Amongst the many things I’ve wished to post here, has been the relatively recent experience for me of the computer game ‘Dear Esther’. While unimpressive as a game, it is one of the finest pieces of art I have seen in a great while. Truly, I would just classify it as art, for thinking it is a game would make it seem… more interactive than it really is. I do believe that future simulacrums will develop upon that side of this game, but this one didn’t. It is, however, truly fine enough without that side.
Now, to the ‘game’ itself: you are representing someone who is one of the Outer Hebrides islands, and who went there out of his own volition for some reason. Now, I am not entirely sure what the reason is (I have two theories based on the events in the game) but it seems valid enough. To get to the end-point, you run through this island (which I presume is one amongst the Outer and not the Inner Hebrides) and discover pieces of your, the island’s, the world’s, and your beloved’s history, and stretch the limits of your disbelief as well.
All of this “action” (no actual action in this piece of work, just moving around and discovering the world) leads you to a conclusion, but many of the steps on the way are laden by interesting quotes and comments that come from a variety of sources, although in a similar style. But what a style! Truly good and well written they are!
There is little else for me to say about ‘Dear Esther’ except that I heartily recommend anyone to try it. It won’t be for anyone, no, but it will be for a few people, certainly. And I would like to include two interesting quotes from the game (one of the binding pieces in this game which tie it all together, and confound you).

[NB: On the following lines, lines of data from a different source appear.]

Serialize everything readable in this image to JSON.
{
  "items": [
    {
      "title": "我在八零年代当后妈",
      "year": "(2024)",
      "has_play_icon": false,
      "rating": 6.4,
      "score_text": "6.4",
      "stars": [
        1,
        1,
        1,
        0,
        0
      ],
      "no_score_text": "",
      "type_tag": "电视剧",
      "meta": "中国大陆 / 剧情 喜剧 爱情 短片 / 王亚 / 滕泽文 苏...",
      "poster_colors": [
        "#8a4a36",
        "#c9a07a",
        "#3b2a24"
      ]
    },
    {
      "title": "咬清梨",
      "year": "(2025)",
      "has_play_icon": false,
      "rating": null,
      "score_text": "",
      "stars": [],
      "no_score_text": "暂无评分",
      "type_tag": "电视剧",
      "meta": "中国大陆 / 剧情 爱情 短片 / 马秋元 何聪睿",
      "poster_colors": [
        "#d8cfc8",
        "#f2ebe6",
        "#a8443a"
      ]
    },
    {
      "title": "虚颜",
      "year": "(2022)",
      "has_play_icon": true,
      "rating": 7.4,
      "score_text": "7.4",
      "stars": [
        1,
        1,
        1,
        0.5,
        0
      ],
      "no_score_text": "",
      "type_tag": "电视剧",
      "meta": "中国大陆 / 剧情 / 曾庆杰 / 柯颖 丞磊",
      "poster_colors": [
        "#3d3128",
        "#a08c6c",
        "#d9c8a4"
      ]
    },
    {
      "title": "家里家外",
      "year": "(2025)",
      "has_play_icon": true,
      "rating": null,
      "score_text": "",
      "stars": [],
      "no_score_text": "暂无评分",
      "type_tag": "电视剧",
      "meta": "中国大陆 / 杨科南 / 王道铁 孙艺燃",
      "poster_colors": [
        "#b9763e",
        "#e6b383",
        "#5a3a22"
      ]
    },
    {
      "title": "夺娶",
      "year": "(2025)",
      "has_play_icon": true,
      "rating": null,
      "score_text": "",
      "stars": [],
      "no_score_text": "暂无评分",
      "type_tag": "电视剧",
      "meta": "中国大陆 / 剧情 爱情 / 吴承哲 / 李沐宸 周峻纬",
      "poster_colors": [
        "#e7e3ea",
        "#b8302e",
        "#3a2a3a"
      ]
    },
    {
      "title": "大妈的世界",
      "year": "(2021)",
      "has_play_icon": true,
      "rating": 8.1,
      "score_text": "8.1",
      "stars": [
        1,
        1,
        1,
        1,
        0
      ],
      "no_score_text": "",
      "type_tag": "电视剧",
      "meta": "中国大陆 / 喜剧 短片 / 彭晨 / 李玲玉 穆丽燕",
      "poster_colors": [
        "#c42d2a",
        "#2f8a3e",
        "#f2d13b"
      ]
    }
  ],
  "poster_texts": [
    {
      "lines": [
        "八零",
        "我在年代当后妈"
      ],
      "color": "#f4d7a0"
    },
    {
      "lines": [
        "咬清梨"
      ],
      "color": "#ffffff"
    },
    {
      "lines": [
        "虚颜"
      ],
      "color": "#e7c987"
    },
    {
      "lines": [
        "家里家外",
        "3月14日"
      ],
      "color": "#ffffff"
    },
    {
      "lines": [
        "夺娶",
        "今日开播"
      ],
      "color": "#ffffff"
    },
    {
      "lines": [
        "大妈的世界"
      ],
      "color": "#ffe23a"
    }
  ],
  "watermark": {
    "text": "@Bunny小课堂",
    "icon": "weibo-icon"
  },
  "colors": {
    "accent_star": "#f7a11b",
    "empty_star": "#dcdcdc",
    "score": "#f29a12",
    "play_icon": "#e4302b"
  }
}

I believe you’ll be able to sense the strength of emotion present within these two short quotes.
“From here I can see my armada. I collected all the letters I’d ever meant to send to you, if I’d have ever made it to the mainland but had instead collected at the bottom of my rucksack, and I spread them out along the lost beach. Then I took each and every one and I folded them into boats. I folded you into the creases and then, as the sun was setting, I set the fleet to sail. Shattered into twenty-one pieces, I consigned you to the Atlantic, and I sat here until I’d watched all of you sink.”
“I’ve begun my voyage in a paper boat without a bottom; I will fly to the moon in it. I have been folded along a crease in time, a weakness in the sheet of life. Now, you’ve settled on the opposite side of the paper to me; I can see your traces in the ink that soaks through the fibre, the pulped vegetation. When we become waterlogged, and the cage disintegrates, we will intermingle. When this paper aeroplane leaves the cliff edge, and carves parallel vapour trails in the dark, we will come together.”